# WHAT TO DO
Copy the records below without altering a single word.

# Items from an interface collection
[Start of section]

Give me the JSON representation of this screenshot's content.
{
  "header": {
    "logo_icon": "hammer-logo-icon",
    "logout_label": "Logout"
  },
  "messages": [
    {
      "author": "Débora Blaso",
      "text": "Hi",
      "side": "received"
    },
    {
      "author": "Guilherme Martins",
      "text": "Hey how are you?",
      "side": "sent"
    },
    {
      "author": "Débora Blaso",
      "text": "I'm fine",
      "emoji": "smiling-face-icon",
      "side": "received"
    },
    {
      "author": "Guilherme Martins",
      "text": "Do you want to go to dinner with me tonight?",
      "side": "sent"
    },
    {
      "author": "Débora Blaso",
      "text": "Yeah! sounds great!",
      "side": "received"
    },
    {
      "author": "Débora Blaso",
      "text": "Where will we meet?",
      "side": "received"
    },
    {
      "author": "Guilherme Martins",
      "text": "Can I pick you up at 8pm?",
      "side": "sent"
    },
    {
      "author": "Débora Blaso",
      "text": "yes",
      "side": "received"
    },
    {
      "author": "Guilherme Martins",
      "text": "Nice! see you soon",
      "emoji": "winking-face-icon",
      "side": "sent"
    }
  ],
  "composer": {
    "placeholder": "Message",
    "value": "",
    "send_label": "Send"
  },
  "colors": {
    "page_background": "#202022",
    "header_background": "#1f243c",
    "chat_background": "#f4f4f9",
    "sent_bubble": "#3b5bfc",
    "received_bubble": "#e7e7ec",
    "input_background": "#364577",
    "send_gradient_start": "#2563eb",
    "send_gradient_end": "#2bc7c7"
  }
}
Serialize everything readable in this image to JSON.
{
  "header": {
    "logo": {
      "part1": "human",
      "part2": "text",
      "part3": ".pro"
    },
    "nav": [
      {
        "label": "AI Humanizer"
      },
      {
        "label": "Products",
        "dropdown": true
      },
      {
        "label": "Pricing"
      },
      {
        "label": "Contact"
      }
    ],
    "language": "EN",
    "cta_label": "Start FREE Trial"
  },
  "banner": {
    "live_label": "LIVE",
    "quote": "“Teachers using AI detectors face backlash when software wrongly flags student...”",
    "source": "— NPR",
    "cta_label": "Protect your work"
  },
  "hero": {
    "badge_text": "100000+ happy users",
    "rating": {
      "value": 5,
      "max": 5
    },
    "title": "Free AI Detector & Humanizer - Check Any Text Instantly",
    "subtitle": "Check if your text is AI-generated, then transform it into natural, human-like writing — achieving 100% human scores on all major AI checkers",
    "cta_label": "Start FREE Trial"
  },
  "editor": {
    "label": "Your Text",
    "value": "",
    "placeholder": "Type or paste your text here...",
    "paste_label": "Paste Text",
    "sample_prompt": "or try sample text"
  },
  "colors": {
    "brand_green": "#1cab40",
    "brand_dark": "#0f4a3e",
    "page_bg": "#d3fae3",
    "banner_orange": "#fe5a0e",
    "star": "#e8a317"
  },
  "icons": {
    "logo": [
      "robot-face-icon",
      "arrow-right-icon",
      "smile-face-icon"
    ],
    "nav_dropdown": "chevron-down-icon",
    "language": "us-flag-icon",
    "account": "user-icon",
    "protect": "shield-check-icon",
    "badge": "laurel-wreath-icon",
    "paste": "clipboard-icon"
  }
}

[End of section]

# EXERCISE RESULT
Give me the JSON representation of this screenshot's content.
{
  "header": {
    "logo_icon": "hammer-logo-icon",
    "logout_label": "Logout"
  },
  "messages": [
    {
      "author": "Débora Blaso",
      "text": "Hi",
      "side": "received"
    },
    {
      "author": "Guilherme Martins",
      "text": "Hey how are you?",
      "side": "sent"
    },
    {
      "author": "Débora Blaso",
      "text": "I'm fine",
      "emoji": "smiling-face-icon",
      "side": "received"
    },
    {
      "author": "Guilherme Martins",
      "text": "Do you want to go to dinner with me tonight?",
      "side": "sent"
    },
    {
      "author": "Débora Blaso",
      "text": "Yeah! sounds great!",
      "side": "received"
    },
    {
      "author": "Débora Blaso",
      "text": "Where will we meet?",
      "side": "received"
    },
    {
      "author": "Guilherme Martins",
      "text": "Can I pick you up at 8pm?",
      "side": "sent"
    },
    {
      "author": "Débora Blaso",
      "text": "yes",
      "side": "received"
    },
    {
      "author": "Guilherme Martins",
      "text": "Nice! see you soon",
      "emoji": "winking-face-icon",
      "side": "sent"
    }
  ],
  "composer": {
    "placeholder": "Message",
    "value": "",
    "send_label": "Send"
  },
  "colors": {
    "page_background": "#202022",
    "header_background": "#1f243c",
    "chat_background": "#f4f4f9",
    "sent_bubble": "#3b5bfc",
    "received_bubble": "#e7e7ec",
    "input_background": "#364577",
    "send_gradient_start": "#2563eb",
    "send_gradient_end": "#2bc7c7"
  }
}
Serialize everything readable in this image to JSON.
{
  "header": {
    "logo": {
      "part1": "human",
      "part2": "text",
      "part3": ".pro"
    },
    "nav": [
      {
        "label": "AI Humanizer"
      },
      {
        "label": "Products",
        "dropdown": true
      },
      {
        "label": "Pricing"
      },
      {
        "label": "Contact"
      }
    ],
    "language": "EN",
    "cta_label": "Start FREE Trial"
  },
  "banner": {
    "live_label": "LIVE",
    "quote": "“Teachers using AI detectors face backlash when software wrongly flags student...”",
    "source": "— NPR",
    "cta_label": "Protect your work"
  },
  "hero": {
    "badge_text": "100000+ happy users",
    "rating": {
      "value": 5,
      "max": 5
    },
    "title": "Free AI Detector & Humanizer - Check Any Text Instantly",
    "subtitle": "Check if your text is AI-generated, then transform it into natural, human-like writing — achieving 100% human scores on all major AI checkers",
    "cta_label": "Start FREE Trial"
  },
  "editor": {
    "label": "Your Text",
    "value": "",
    "placeholder": "Type or paste your text here...",
    "paste_label": "Paste Text",
    "sample_prompt": "or try sample text"
  },
  "colors": {
    "brand_green": "#1cab40",
    "brand_dark": "#0f4a3e",
    "page_bg": "#d3fae3",
    "banner_orange": "#fe5a0e",
    "star": "#e8a317"
  },
  "icons": {
    "logo": [
      "robot-face-icon",
      "arrow-right-icon",
      "smile-face-icon"
    ],
    "nav_dropdown": "chevron-down-icon",
    "language": "us-flag-icon",
    "account": "user-icon",
    "protect": "shield-check-icon",
    "badge": "laurel-wreath-icon",
    "paste": "clipboard-icon"
  }
}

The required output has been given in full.